# [Required action]
Repeat every record exactly, but keep images out of the copy.

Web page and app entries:
—————
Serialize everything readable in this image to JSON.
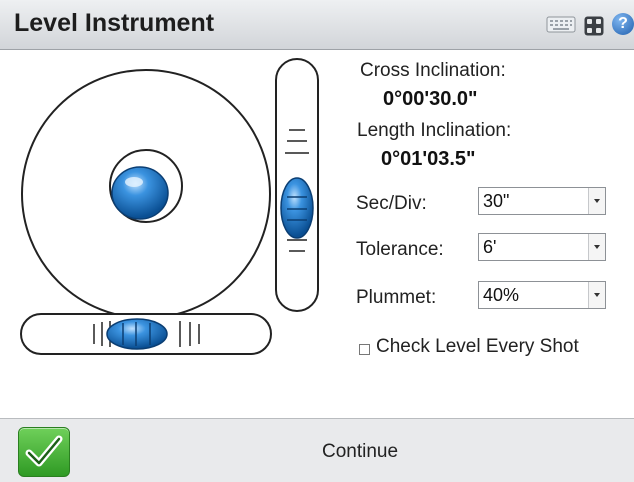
{
  "window": {
    "title": "Level Instrument"
  },
  "toolbar": {
    "icons": [
      "keyboard-icon",
      "grid-icon",
      "help-icon"
    ],
    "help_glyph": "?"
  },
  "readouts": {
    "cross_label": "Cross Inclination:",
    "cross_value": "0°00'30.0\"",
    "length_label": "Length Inclination:",
    "length_value": "0°01'03.5\""
  },
  "settings": {
    "sec_div": {
      "label": "Sec/Div:",
      "value": "30\""
    },
    "tolerance": {
      "label": "Tolerance:",
      "value": "6'"
    },
    "plummet": {
      "label": "Plummet:",
      "value": "40%"
    }
  },
  "check_level": {
    "label": "Check Level Every Shot",
    "checked": false
  },
  "footer": {
    "continue_label": "Continue"
  },
  "colors": {
    "bubble": "#1f77c7",
    "ok_green": "#3fae2e"
  }
}
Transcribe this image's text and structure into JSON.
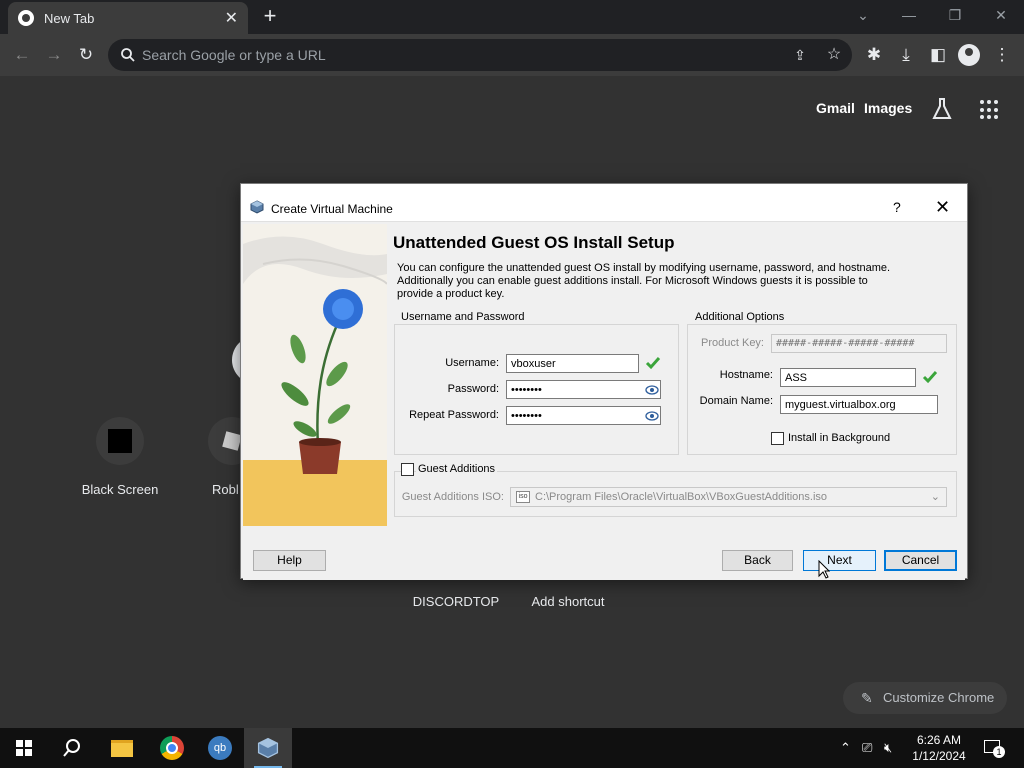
{
  "browser": {
    "tab_title": "New Tab",
    "omnibox_placeholder": "Search Google or type a URL"
  },
  "ntp": {
    "links": [
      "Gmail",
      "Images"
    ],
    "shortcuts": [
      {
        "label": "Black Screen"
      },
      {
        "label": "Robl"
      },
      {
        "label": "DISCORDTOP"
      },
      {
        "label": "Add shortcut"
      }
    ],
    "customize_label": "Customize Chrome"
  },
  "dialog": {
    "window_title": "Create Virtual Machine",
    "help_glyph": "?",
    "heading": "Unattended Guest OS Install Setup",
    "description": "You can configure the unattended guest OS install by modifying username, password, and hostname. Additionally you can enable guest additions install. For Microsoft Windows guests it is possible to provide a product key.",
    "user_group": {
      "title": "Username and Password",
      "username_label": "Username:",
      "username_value": "vboxuser",
      "password_label": "Password:",
      "password_value": "••••••••",
      "repeat_label": "Repeat Password:",
      "repeat_value": "••••••••"
    },
    "options_group": {
      "title": "Additional Options",
      "product_key_label": "Product Key:",
      "product_key_placeholder": "#####-#####-#####-#####",
      "hostname_label": "Hostname:",
      "hostname_value": "ASS",
      "domain_label": "Domain Name:",
      "domain_value": "myguest.virtualbox.org",
      "install_bg_label": "Install in Background"
    },
    "guest_additions": {
      "label": "Guest Additions",
      "iso_label": "Guest Additions ISO:",
      "iso_path": "C:\\Program Files\\Oracle\\VirtualBox\\VBoxGuestAdditions.iso"
    },
    "buttons": {
      "help": "Help",
      "back": "Back",
      "next": "Next",
      "cancel": "Cancel"
    }
  },
  "taskbar": {
    "time": "6:26 AM",
    "date": "1/12/2024",
    "notification_count": "1"
  },
  "colors": {
    "chrome_dark": "#202124",
    "accent": "#0078d7",
    "check_green": "#3ba53b"
  }
}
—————
# [Problem solution]
Serialize everything readable in this image to JSON.
{
  "window": {
    "title": "Level Instrument"
  },
  "toolbar": {
    "icons": [
      "keyboard-icon",
      "grid-icon",
      "help-icon"
    ],
    "help_glyph": "?"
  },
  "readouts": {
    "cross_label": "Cross Inclination:",
    "cross_value": "0°00'30.0\"",
    "length_label": "Length Inclination:",
    "length_value": "0°01'03.5\""
  },
  "settings": {
    "sec_div": {
      "label": "Sec/Div:",
      "value": "30\""
    },
    "tolerance": {
      "label": "Tolerance:",
      "value": "6'"
    },
    "plummet": {
      "label": "Plummet:",
      "value": "40%"
    }
  },
  "check_level": {
    "label": "Check Level Every Shot",
    "checked": false
  },
  "footer": {
    "continue_label": "Continue"
  },
  "colors": {
    "bubble": "#1f77c7",
    "ok_green": "#3fae2e"
  }
}
Transcribe this image's text and structure into JSON.
{
  "browser": {
    "tab_title": "New Tab",
    "omnibox_placeholder": "Search Google or type a URL"
  },
  "ntp": {
    "links": [
      "Gmail",
      "Images"
    ],
    "shortcuts": [
      {
        "label": "Black Screen"
      },
      {
        "label": "Robl"
      },
      {
        "label": "DISCORDTOP"
      },
      {
        "label": "Add shortcut"
      }
    ],
    "customize_label": "Customize Chrome"
  },
  "dialog": {
    "window_title": "Create Virtual Machine",
    "help_glyph": "?",
    "heading": "Unattended Guest OS Install Setup",
    "description": "You can configure the unattended guest OS install by modifying username, password, and hostname. Additionally you can enable guest additions install. For Microsoft Windows guests it is possible to provide a product key.",
    "user_group": {
      "title": "Username and Password",
      "username_label": "Username:",
      "username_value": "vboxuser",
      "password_label": "Password:",
      "password_value": "••••••••",
      "repeat_label": "Repeat Password:",
      "repeat_value": "••••••••"
    },
    "options_group": {
      "title": "Additional Options",
      "product_key_label": "Product Key:",
      "product_key_placeholder": "#####-#####-#####-#####",
      "hostname_label": "Hostname:",
      "hostname_value": "ASS",
      "domain_label": "Domain Name:",
      "domain_value": "myguest.virtualbox.org",
      "install_bg_label": "Install in Background"
    },
    "guest_additions": {
      "label": "Guest Additions",
      "iso_label": "Guest Additions ISO:",
      "iso_path": "C:\\Program Files\\Oracle\\VirtualBox\\VBoxGuestAdditions.iso"
    },
    "buttons": {
      "help": "Help",
      "back": "Back",
      "next": "Next",
      "cancel": "Cancel"
    }
  },
  "taskbar": {
    "time": "6:26 AM",
    "date": "1/12/2024",
    "notification_count": "1"
  },
  "colors": {
    "chrome_dark": "#202124",
    "accent": "#0078d7",
    "check_green": "#3ba53b"
  }
}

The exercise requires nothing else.